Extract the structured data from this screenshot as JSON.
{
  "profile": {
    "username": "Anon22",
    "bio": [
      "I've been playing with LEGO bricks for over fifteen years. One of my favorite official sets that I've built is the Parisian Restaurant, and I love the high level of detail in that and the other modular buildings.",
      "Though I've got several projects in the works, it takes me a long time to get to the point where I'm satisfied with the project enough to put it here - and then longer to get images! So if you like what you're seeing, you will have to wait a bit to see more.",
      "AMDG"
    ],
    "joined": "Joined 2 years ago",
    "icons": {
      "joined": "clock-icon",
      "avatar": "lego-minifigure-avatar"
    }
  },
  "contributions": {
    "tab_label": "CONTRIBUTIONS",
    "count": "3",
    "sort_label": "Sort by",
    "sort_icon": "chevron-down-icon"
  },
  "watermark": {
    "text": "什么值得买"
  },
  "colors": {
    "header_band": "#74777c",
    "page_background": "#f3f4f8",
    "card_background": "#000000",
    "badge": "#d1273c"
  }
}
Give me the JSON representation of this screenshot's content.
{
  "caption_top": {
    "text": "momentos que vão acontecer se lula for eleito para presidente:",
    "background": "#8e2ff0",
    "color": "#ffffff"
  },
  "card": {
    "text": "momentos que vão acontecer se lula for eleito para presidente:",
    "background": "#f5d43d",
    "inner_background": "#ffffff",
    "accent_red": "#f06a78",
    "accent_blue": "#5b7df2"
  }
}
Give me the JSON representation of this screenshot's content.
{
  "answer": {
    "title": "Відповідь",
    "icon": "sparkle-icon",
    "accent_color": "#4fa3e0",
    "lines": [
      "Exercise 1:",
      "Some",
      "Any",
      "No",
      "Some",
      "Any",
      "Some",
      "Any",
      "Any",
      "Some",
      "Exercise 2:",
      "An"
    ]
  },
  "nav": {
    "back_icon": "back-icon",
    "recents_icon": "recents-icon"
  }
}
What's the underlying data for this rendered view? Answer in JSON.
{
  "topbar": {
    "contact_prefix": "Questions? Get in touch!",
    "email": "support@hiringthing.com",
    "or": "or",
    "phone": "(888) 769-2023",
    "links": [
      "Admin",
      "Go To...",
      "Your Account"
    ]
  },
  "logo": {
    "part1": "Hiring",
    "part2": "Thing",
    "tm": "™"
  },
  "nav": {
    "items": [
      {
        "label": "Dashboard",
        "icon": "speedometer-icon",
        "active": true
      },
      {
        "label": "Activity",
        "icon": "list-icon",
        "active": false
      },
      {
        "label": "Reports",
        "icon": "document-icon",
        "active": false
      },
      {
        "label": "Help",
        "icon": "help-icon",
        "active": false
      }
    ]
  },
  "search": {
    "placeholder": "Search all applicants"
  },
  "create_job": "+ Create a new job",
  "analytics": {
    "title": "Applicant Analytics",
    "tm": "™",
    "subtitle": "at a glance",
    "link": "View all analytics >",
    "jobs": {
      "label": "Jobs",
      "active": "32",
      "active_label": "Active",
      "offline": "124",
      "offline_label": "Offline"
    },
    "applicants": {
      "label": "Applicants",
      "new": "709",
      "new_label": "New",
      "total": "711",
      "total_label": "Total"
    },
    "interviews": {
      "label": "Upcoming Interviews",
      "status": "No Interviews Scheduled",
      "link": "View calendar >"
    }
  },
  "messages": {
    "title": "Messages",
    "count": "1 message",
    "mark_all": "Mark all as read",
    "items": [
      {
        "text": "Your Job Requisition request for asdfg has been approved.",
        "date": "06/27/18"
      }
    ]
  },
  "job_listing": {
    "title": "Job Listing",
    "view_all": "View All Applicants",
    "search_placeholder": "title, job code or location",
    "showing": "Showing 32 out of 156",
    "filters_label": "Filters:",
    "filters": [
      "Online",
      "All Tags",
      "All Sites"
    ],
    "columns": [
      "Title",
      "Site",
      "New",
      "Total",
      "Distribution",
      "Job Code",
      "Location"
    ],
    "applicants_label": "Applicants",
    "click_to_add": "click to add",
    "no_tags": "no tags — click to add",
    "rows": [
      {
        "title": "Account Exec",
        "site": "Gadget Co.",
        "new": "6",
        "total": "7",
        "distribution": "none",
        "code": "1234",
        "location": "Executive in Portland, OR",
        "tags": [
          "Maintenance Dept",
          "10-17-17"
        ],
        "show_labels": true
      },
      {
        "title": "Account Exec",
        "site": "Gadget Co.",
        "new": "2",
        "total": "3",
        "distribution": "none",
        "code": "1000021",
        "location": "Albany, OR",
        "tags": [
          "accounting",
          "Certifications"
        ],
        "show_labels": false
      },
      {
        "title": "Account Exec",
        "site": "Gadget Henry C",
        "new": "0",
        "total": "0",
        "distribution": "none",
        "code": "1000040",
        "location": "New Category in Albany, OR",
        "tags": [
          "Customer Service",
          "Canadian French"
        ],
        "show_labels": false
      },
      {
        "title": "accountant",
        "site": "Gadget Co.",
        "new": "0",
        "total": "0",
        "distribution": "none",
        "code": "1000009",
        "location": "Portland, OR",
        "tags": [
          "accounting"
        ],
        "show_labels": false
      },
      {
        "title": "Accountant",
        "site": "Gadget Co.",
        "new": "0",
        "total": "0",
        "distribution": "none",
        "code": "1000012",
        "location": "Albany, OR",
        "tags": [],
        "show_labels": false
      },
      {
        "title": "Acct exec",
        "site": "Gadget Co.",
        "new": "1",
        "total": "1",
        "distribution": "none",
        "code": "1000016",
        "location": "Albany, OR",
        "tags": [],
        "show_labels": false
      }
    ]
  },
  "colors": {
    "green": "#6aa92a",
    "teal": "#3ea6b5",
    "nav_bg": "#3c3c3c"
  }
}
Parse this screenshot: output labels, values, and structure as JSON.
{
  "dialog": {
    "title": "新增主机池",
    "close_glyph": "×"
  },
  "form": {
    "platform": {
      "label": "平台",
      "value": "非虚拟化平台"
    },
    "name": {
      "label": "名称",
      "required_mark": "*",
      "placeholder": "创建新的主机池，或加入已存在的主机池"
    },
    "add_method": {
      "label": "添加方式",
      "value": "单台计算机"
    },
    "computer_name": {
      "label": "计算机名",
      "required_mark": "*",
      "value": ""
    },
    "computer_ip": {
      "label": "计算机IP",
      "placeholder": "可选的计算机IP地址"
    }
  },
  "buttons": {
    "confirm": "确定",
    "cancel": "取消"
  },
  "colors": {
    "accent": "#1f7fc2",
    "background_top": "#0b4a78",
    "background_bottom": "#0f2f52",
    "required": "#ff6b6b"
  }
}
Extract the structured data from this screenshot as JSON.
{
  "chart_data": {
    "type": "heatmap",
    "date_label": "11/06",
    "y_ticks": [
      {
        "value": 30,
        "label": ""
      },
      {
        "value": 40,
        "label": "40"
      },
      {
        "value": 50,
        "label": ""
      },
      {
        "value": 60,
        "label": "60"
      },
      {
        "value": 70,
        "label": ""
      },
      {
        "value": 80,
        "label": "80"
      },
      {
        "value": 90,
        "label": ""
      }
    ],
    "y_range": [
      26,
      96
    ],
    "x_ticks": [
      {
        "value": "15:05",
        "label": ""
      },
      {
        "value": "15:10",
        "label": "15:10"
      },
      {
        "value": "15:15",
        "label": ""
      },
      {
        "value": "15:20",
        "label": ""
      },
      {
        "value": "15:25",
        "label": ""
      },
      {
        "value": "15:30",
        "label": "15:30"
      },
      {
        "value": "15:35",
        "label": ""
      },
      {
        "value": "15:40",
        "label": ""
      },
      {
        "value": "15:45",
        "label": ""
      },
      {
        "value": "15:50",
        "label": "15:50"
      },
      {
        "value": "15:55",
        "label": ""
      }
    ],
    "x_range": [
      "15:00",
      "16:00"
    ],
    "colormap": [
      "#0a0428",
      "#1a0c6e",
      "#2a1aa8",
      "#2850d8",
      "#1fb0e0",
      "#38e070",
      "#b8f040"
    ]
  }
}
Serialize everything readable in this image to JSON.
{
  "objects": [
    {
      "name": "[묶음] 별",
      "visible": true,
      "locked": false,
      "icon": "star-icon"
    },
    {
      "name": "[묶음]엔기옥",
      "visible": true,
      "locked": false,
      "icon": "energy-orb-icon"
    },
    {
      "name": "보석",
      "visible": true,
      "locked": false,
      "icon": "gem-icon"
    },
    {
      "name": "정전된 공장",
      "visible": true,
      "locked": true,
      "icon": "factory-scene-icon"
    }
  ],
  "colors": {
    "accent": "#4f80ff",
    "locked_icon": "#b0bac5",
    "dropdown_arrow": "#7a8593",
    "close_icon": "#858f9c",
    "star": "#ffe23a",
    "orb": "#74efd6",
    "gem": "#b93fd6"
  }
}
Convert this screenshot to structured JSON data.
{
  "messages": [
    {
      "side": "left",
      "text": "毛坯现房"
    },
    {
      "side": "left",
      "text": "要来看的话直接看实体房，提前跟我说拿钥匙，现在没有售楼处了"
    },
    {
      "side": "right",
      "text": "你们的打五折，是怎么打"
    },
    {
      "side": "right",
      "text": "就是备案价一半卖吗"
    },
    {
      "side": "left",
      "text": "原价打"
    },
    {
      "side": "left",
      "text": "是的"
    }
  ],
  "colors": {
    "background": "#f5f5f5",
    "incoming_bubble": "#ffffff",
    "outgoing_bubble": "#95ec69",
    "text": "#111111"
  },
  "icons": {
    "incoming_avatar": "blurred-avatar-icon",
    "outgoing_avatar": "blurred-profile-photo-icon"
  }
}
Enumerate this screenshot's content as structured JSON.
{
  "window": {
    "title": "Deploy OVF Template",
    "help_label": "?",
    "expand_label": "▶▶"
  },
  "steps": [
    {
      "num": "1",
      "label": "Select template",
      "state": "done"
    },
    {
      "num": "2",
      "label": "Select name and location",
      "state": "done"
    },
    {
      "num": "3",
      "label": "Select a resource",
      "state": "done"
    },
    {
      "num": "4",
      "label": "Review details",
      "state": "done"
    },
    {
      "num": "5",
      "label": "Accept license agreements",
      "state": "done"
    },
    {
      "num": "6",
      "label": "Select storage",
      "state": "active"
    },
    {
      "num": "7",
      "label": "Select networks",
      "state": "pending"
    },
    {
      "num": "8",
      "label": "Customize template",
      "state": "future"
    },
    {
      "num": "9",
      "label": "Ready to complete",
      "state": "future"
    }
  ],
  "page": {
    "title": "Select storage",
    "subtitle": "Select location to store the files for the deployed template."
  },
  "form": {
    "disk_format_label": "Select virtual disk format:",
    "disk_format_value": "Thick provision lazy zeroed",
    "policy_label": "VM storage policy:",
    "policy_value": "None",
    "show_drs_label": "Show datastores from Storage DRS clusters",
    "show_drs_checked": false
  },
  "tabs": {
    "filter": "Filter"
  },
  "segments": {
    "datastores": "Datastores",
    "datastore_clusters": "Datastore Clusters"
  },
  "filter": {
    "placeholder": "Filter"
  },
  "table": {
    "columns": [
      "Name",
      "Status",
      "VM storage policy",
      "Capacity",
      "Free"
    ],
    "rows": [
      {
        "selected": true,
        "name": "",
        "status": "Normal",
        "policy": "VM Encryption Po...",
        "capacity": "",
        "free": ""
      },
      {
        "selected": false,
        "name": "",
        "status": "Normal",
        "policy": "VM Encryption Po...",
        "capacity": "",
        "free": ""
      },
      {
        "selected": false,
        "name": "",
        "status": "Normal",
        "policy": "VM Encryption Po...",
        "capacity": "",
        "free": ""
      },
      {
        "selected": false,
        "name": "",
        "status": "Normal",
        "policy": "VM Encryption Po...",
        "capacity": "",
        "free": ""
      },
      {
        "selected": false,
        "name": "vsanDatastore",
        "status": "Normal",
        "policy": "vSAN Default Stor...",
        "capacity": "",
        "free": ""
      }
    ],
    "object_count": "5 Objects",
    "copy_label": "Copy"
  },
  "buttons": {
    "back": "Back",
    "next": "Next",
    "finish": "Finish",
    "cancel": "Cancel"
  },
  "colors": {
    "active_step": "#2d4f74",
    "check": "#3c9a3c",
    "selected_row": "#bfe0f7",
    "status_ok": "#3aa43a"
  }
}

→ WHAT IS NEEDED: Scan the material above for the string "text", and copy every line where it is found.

→ TASK RESPONSE:
    "text": "什么值得买"
    "text": "momentos que vão acontecer se lula for eleito para presidente:",
    "text": "momentos que vão acontecer se lula for eleito para presidente:",
        "text": "Your Job Requisition request for asdfg has been approved.",
      "text": "毛坯现房"
      "text": "要来看的话直接看实体房，提前跟我说拿钥匙，现在没有售楼处了"
      "text": "你们的打五折，是怎么打"
      "text": "就是备案价一半卖吗"
      "text": "原价打"
      "text": "是的"
    "text": "#111111"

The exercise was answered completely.